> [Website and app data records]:
---*---
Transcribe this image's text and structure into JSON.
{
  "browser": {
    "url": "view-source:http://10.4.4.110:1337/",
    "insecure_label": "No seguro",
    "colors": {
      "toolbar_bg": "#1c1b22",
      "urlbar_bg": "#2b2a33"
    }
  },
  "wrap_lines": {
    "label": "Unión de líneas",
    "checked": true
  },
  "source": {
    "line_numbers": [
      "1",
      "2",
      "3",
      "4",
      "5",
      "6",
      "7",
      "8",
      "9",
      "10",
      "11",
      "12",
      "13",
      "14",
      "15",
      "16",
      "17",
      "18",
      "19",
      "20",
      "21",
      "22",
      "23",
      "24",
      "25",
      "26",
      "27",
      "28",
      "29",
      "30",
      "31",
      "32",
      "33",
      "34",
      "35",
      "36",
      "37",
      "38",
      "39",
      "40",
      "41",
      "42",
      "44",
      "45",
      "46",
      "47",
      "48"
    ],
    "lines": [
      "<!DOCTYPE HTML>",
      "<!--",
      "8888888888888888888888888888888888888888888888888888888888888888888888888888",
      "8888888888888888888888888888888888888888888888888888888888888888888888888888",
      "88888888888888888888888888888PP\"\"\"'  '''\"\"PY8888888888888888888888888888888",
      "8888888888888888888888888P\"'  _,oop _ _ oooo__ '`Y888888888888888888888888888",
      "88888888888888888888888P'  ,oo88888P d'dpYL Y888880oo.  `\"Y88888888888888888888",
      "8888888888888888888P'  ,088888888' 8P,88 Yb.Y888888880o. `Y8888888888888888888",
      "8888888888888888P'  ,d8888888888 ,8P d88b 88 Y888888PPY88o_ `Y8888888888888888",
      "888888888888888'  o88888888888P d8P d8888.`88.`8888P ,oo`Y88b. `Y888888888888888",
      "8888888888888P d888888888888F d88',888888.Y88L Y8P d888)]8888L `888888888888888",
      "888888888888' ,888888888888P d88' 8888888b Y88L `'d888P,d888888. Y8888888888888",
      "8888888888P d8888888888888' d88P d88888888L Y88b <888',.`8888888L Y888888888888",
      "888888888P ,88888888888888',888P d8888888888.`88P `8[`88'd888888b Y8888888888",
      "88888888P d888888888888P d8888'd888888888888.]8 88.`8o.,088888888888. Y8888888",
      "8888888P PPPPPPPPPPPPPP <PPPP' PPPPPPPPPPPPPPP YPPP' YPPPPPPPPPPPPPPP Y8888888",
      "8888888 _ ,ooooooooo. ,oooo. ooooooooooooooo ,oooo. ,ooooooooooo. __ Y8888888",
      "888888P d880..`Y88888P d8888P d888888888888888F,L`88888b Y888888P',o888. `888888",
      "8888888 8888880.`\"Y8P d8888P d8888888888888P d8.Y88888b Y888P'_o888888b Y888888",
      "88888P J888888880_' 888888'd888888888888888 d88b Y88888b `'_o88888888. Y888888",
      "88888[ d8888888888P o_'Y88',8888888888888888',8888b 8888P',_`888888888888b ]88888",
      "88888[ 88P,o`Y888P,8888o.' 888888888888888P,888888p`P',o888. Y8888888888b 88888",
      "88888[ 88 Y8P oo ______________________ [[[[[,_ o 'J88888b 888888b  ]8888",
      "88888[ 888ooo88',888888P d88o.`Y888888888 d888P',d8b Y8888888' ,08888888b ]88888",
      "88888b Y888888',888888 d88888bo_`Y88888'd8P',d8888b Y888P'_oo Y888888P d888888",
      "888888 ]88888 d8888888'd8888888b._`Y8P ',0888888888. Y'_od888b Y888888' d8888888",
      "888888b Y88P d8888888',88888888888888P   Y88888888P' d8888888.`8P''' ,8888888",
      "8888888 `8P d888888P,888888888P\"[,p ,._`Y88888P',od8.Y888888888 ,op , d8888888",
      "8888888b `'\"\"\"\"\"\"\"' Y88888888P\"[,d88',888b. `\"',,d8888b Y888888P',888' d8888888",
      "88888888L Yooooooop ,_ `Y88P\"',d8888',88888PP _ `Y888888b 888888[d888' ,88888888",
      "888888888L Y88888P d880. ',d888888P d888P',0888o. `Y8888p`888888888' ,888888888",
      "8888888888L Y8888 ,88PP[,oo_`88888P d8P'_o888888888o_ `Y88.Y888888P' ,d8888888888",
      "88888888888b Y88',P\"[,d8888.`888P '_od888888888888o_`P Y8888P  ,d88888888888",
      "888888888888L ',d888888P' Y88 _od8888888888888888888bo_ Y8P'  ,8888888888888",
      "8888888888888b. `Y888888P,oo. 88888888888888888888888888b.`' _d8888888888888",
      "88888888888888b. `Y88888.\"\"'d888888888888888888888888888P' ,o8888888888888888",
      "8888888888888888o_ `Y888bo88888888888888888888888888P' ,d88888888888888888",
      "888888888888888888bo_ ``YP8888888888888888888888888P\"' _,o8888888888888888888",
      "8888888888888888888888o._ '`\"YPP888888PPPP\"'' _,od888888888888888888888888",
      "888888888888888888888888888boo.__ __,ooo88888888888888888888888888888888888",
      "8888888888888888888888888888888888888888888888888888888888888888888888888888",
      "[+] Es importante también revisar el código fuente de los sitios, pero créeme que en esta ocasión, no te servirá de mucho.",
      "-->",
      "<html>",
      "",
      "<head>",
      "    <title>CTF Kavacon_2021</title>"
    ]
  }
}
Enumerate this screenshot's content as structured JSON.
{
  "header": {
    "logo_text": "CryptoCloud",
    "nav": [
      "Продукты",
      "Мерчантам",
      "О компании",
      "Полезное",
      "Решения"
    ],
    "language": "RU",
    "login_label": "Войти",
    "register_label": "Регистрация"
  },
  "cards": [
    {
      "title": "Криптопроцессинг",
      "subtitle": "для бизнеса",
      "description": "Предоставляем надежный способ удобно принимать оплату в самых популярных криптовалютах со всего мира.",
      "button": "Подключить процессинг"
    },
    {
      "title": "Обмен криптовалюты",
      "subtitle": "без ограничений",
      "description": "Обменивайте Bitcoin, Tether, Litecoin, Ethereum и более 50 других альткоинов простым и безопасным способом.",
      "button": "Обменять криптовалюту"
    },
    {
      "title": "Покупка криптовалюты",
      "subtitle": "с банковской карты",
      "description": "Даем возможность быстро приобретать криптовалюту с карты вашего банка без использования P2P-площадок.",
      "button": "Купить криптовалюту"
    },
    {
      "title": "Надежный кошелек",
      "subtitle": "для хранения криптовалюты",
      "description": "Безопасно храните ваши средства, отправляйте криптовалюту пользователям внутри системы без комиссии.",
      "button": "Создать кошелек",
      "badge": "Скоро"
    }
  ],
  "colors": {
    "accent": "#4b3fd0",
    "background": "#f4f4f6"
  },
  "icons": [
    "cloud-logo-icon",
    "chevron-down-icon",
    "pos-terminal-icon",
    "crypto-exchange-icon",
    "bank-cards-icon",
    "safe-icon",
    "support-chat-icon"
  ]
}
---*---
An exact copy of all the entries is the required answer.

> [REPLY]:
Transcribe this image's text and structure into JSON.
{
  "browser": {
    "url": "view-source:http://10.4.4.110:1337/",
    "insecure_label": "No seguro",
    "colors": {
      "toolbar_bg": "#1c1b22",
      "urlbar_bg": "#2b2a33"
    }
  },
  "wrap_lines": {
    "label": "Unión de líneas",
    "checked": true
  },
  "source": {
    "line_numbers": [
      "1",
      "2",
      "3",
      "4",
      "5",
      "6",
      "7",
      "8",
      "9",
      "10",
      "11",
      "12",
      "13",
      "14",
      "15",
      "16",
      "17",
      "18",
      "19",
      "20",
      "21",
      "22",
      "23",
      "24",
      "25",
      "26",
      "27",
      "28",
      "29",
      "30",
      "31",
      "32",
      "33",
      "34",
      "35",
      "36",
      "37",
      "38",
      "39",
      "40",
      "41",
      "42",
      "44",
      "45",
      "46",
      "47",
      "48"
    ],
    "lines": [
      "<!DOCTYPE HTML>",
      "<!--",
      "8888888888888888888888888888888888888888888888888888888888888888888888888888",
      "8888888888888888888888888888888888888888888888888888888888888888888888888888",
      "88888888888888888888888888888PP\"\"\"'  '''\"\"PY8888888888888888888888888888888",
      "8888888888888888888888888P\"'  _,oop _ _ oooo__ '`Y888888888888888888888888888",
      "88888888888888888888888P'  ,oo88888P d'dpYL Y888880oo.  `\"Y88888888888888888888",
      "8888888888888888888P'  ,088888888' 8P,88 Yb.Y888888880o. `Y8888888888888888888",
      "8888888888888888P'  ,d8888888888 ,8P d88b 88 Y888888PPY88o_ `Y8888888888888888",
      "888888888888888'  o88888888888P d8P d8888.`88.`8888P ,oo`Y88b. `Y888888888888888",
      "8888888888888P d888888888888F d88',888888.Y88L Y8P d888)]8888L `888888888888888",
      "888888888888' ,888888888888P d88' 8888888b Y88L `'d888P,d888888. Y8888888888888",
      "8888888888P d8888888888888' d88P d88888888L Y88b <888',.`8888888L Y888888888888",
      "888888888P ,88888888888888',888P d8888888888.`88P `8[`88'd888888b Y8888888888",
      "88888888P d888888888888P d8888'd888888888888.]8 88.`8o.,088888888888. Y8888888",
      "8888888P PPPPPPPPPPPPPP <PPPP' PPPPPPPPPPPPPPP YPPP' YPPPPPPPPPPPPPPP Y8888888",
      "8888888 _ ,ooooooooo. ,oooo. ooooooooooooooo ,oooo. ,ooooooooooo. __ Y8888888",
      "888888P d880..`Y88888P d8888P d888888888888888F,L`88888b Y888888P',o888. `888888",
      "8888888 8888880.`\"Y8P d8888P d8888888888888P d8.Y88888b Y888P'_o888888b Y888888",
      "88888P J888888880_' 888888'd888888888888888 d88b Y88888b `'_o88888888. Y888888",
      "88888[ d8888888888P o_'Y88',8888888888888888',8888b 8888P',_`888888888888b ]88888",
      "88888[ 88P,o`Y888P,8888o.' 888888888888888P,888888p`P',o888. Y8888888888b 88888",
      "88888[ 88 Y8P oo ______________________ [[[[[,_ o 'J88888b 888888b  ]8888",
      "88888[ 888ooo88',888888P d88o.`Y888888888 d888P',d8b Y8888888' ,08888888b ]88888",
      "88888b Y888888',888888 d88888bo_`Y88888'd8P',d8888b Y888P'_oo Y888888P d888888",
      "888888 ]88888 d8888888'd8888888b._`Y8P ',0888888888. Y'_od888b Y888888' d8888888",
      "888888b Y88P d8888888',88888888888888P   Y88888888P' d8888888.`8P''' ,8888888",
      "8888888 `8P d888888P,888888888P\"[,p ,._`Y88888P',od8.Y888888888 ,op , d8888888",
      "8888888b `'\"\"\"\"\"\"\"' Y88888888P\"[,d88',888b. `\"',,d8888b Y888888P',888' d8888888",
      "88888888L Yooooooop ,_ `Y88P\"',d8888',88888PP _ `Y888888b 888888[d888' ,88888888",
      "888888888L Y88888P d880. ',d888888P d888P',0888o. `Y8888p`888888888' ,888888888",
      "8888888888L Y8888 ,88PP[,oo_`88888P d8P'_o888888888o_ `Y88.Y888888P' ,d8888888888",
      "88888888888b Y88',P\"[,d8888.`888P '_od888888888888o_`P Y8888P  ,d88888888888",
      "888888888888L ',d888888P' Y88 _od8888888888888888888bo_ Y8P'  ,8888888888888",
      "8888888888888b. `Y888888P,oo. 88888888888888888888888888b.`' _d8888888888888",
      "88888888888888b. `Y88888.\"\"'d888888888888888888888888888P' ,o8888888888888888",
      "8888888888888888o_ `Y888bo88888888888888888888888888P' ,d88888888888888888",
      "888888888888888888bo_ ``YP8888888888888888888888888P\"' _,o8888888888888888888",
      "8888888888888888888888o._ '`\"YPP888888PPPP\"'' _,od888888888888888888888888",
      "888888888888888888888888888boo.__ __,ooo88888888888888888888888888888888888",
      "8888888888888888888888888888888888888888888888888888888888888888888888888888",
      "[+] Es importante también revisar el código fuente de los sitios, pero créeme que en esta ocasión, no te servirá de mucho.",
      "-->",
      "<html>",
      "",
      "<head>",
      "    <title>CTF Kavacon_2021</title>"
    ]
  }
}
Enumerate this screenshot's content as structured JSON.
{
  "header": {
    "logo_text": "CryptoCloud",
    "nav": [
      "Продукты",
      "Мерчантам",
      "О компании",
      "Полезное",
      "Решения"
    ],
    "language": "RU",
    "login_label": "Войти",
    "register_label": "Регистрация"
  },
  "cards": [
    {
      "title": "Криптопроцессинг",
      "subtitle": "для бизнеса",
      "description": "Предоставляем надежный способ удобно принимать оплату в самых популярных криптовалютах со всего мира.",
      "button": "Подключить процессинг"
    },
    {
      "title": "Обмен криптовалюты",
      "subtitle": "без ограничений",
      "description": "Обменивайте Bitcoin, Tether, Litecoin, Ethereum и более 50 других альткоинов простым и безопасным способом.",
      "button": "Обменять криптовалюту"
    },
    {
      "title": "Покупка криптовалюты",
      "subtitle": "с банковской карты",
      "description": "Даем возможность быстро приобретать криптовалюту с карты вашего банка без использования P2P-площадок.",
      "button": "Купить криптовалюту"
    },
    {
      "title": "Надежный кошелек",
      "subtitle": "для хранения криптовалюты",
      "description": "Безопасно храните ваши средства, отправляйте криптовалюту пользователям внутри системы без комиссии.",
      "button": "Создать кошелек",
      "badge": "Скоро"
    }
  ],
  "colors": {
    "accent": "#4b3fd0",
    "background": "#f4f4f6"
  },
  "icons": [
    "cloud-logo-icon",
    "chevron-down-icon",
    "pos-terminal-icon",
    "crypto-exchange-icon",
    "bank-cards-icon",
    "safe-icon",
    "support-chat-icon"
  ]
}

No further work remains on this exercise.